Flowers often mean nice things, like passion and affection. But they can also just as easily represent negative emotions like conceit and disdain.
For instance, red roses are a clear display of feelings for another. At the same time, red tulips are a love confession from one person to another.
In the same way, white violets meant innocence, but purple ones meant emotions of love. Pink carnations said “I’ll never forget you,” while pink roses meant poise and gentleness.
While calla lilies signified magnificent beauty, peonies showed bashfulness, and tulips showed passion.
Of course, even the presentation of these flowers and specific arrangements matter. Trust us, you’ll need it if you want to properly crack the meaning behind flower gifts.
Arrangement and Presentation
Flowers provided people a very delicate means of communicating.
Suitors used them when trying to woo the object of their affections. Friends made use of them to offer condolences to a mourning family. Now, people also give flowers to celebrate their loved ones’ birthdays and achievements.
We’ve talked about the various meanings that a species’ various colors may express. Now, we take a closer look into the specifics of arrangement and presentation. We also discover how they may change or amplify the message that we would like to send.
Here is a great example. Suitors usually made use of tulips, roses and carnations to confess their love. Women answered one of two ways.
Some gave the suitor yellow carnations to express disdain and rejection. Some were more reserved and responded to their suitor with how they gave a bouquet. Giving with the right hand said “yes”, while the left hand meant “no”.

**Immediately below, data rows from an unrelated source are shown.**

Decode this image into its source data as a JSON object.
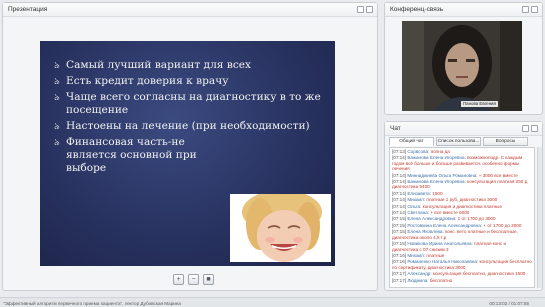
{
  "presentation": {
    "title": "Презентация",
    "bullets": [
      "Самый лучший вариант для всех",
      "Есть кредит доверия к врачу",
      "Чаще всего согласны на диагностику в то же посещение",
      "Настоены на лечение (при необходимости)",
      "Финансовая часть-не является основной при выборе"
    ]
  },
  "conference": {
    "title": "Конференц-связь",
    "participant_name": "Панова Евгения"
  },
  "chat": {
    "title": "Чат",
    "tabs": [
      "Общий чат",
      "Список пользова...",
      "Вопросы"
    ],
    "messages": [
      {
        "time": "[07:13]",
        "name": "Сорвсова:",
        "text": "полна да"
      },
      {
        "time": "[07:14]",
        "name": "Бажанова Елена Игоревна:",
        "text": "возможноподр. С каждым годом всё больше и больше развивается, особенно формы лечения"
      },
      {
        "time": "[07:14]",
        "name": "Миннаджиева Ольга Романовна:",
        "text": "+ 3000 все вместе"
      },
      {
        "time": "[07:14]",
        "name": "Бажанова Елена Игоревна:",
        "text": "консультация платная 250 р, диагностика 5400"
      },
      {
        "time": "[07:14]",
        "name": "Елизавета:",
        "text": "1500"
      },
      {
        "time": "[07:14]",
        "name": "Михаил:",
        "text": "платные 1 руб, диагностика 3000"
      },
      {
        "time": "[07:14]",
        "name": "Ольга:",
        "text": "консультация и диагностика платные"
      },
      {
        "time": "[07:14]",
        "name": "Светлана:",
        "text": "+ все вместе 6000"
      },
      {
        "time": "[07:15]",
        "name": "Елена Александровна:",
        "text": "1 от 1700 до 3000"
      },
      {
        "time": "[07:15]",
        "name": "Ростовкина Елена Александровна:",
        "text": "+ от 1700 до 3000"
      },
      {
        "time": "[07:15]",
        "name": "Елена Яковлева:",
        "text": "конс. вето платные и бесплатные, диагностика около 4,5 т.р"
      },
      {
        "time": "[07:15]",
        "name": "Новикова Ирина Анатольевна:",
        "text": "платная конс и диагностика с 07 снизим 3"
      },
      {
        "time": "[07:16]",
        "name": "Михаил:",
        "text": "платные"
      },
      {
        "time": "[07:16]",
        "name": "Романенко Наталья Николаевна:",
        "text": "консультация бесплатно по сертификату, диагностика 3000"
      },
      {
        "time": "[07:17]",
        "name": "Александр:",
        "text": "консультация бесплатно, диагностика 1500"
      },
      {
        "time": "[07:17]",
        "name": "Людмила:",
        "text": "бесплатно"
      }
    ]
  },
  "status": {
    "left": "\"Эффективный алгоритм первичного приема пациента\", лектор Дубовская Марина",
    "right": "00:13:02 / 01:07:55"
  }
}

In addition, the presentation and state of the bouquet added meaning to the gift. For instance – presenting the arrangement upside down. This implied that the giver meant the reverse of what the flowers typically meant.
Another example is the angle of the ribbon binding the arrangement together. The meaning applied to the giver if the ribbon pulled to the left. The symbolism symbolized the recipient if it went to the right.

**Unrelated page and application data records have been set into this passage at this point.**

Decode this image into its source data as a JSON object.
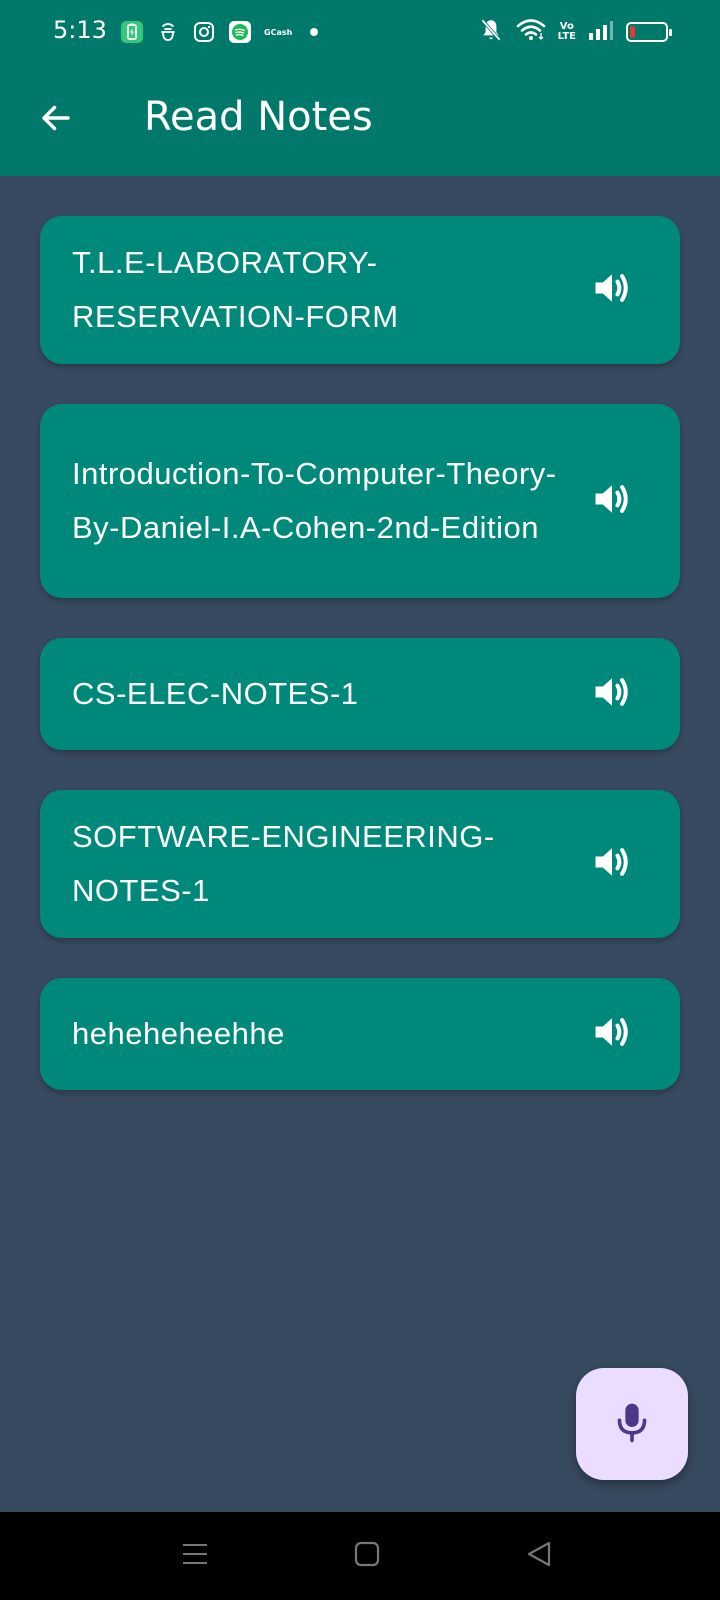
{
  "status_bar": {
    "time": "5:13",
    "gcash_label": "GCash",
    "volte_top": "Vo",
    "volte_bottom": "LTE",
    "battery_color": "#E53935"
  },
  "app_bar": {
    "title": "Read Notes",
    "back_icon": "arrow-left-icon",
    "background": "#00796B"
  },
  "notes": [
    {
      "title": "T.L.E-LABORATORY-RESERVATION-FORM",
      "icon": "speaker-icon"
    },
    {
      "title": "Introduction-To-Computer-Theory-By-Daniel-I.A-Cohen-2nd-Edition",
      "icon": "speaker-icon"
    },
    {
      "title": "CS-ELEC-NOTES-1",
      "icon": "speaker-icon"
    },
    {
      "title": "SOFTWARE-ENGINEERING-NOTES-1",
      "icon": "speaker-icon"
    },
    {
      "title": "heheheheehhe",
      "icon": "speaker-icon"
    }
  ],
  "fab": {
    "icon": "microphone-icon",
    "background": "#EADDFF",
    "icon_color": "#4F378B"
  },
  "colors": {
    "card": "#00897B",
    "page_bg": "#384A5F"
  }
}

List of Flowers, Bouquets, and their Meanings
As we’ve learned, flower meanings have evolved and developed over time. Today, they continue to be useful in our relationships and how we express ourselves.
Here is a quick compilation of various species and their meanings. This also consists of variants from the colors they come in.
- Aloe – bitterness, healing, protection
- Amaryllis – worth beyond beauty
- Angelica – inspiration
- Anthurium – hospitality, abundance
- Aster – love, daintiness
- Begonia – beware, warning
- Bird of Paradise – magnificence, joyfulness
- Dahlia – dignity, pomp
- Daisy – innocence, hope
- Forget-me-not – memories of true love
- Gardenia – secret love, purity
- Gerbera – cheerfulness
- Hydrangea – heartfelt emotions, gratitude, sometimes frigidity and heartlessness
- Orchid – exotic beauty, mature charm, glorious femininity
- Peony – bashfulness, compassion, sometimes shame and indignity
- Sunflower – purity, adoration, dedication
- Red – “You’re a flame in my heart”
- White – “You’re adorable”
- Pink – “Longing for you”
- Red – love, pride, “my heart aches for you”
- Pink – “I’ll never forget you”, mother’s love
- Purple – capriciousness, erratic
- Yellow – disdain, rejection
- White – innocence, agape (unconditional love), “lovely and sweet”
- Striped – refusal
- Red – love
- White – truth, loyalty/fidelity
- Yellow – jealousy, wounded love
Daffodil – rebirth, chivalry, eternal life
- Single – misfortune
- Bunch – joy and happiness
- Red or Pink – playfulness
- Blue – constancy
- White – loveliness
- Purple – sorrow
- Yellow – jealousy, infidelity
- Purple – wisdom, compliments
- Blue – faith, hope
- Yellow – passion
- White – purity
- Field – charity
- White – humility, youthful innocence
- Purple – first love
- Lily of the Valley – sweetness, purity of heart
- Easter – Virgin Mary
- White – modesty, chastity
- Yellow – gaiety
- Orange – passion
- White – purity, innocence, a fresh start
- Red – passion, “I love you”
- Deep crimson- mourning
- Pink – grace and gentleness
- Yellow – jealousy and infidelity
- Orange – desire, enthusiasm
- Lavender – love at first sight
- Coral pink – friendship, sympathy
- Red – passion, declaration of love
- Yellow – “There’s sunshine in your smile”
- White – innocence
- Purple – love, affection
Photo by Annie Spratt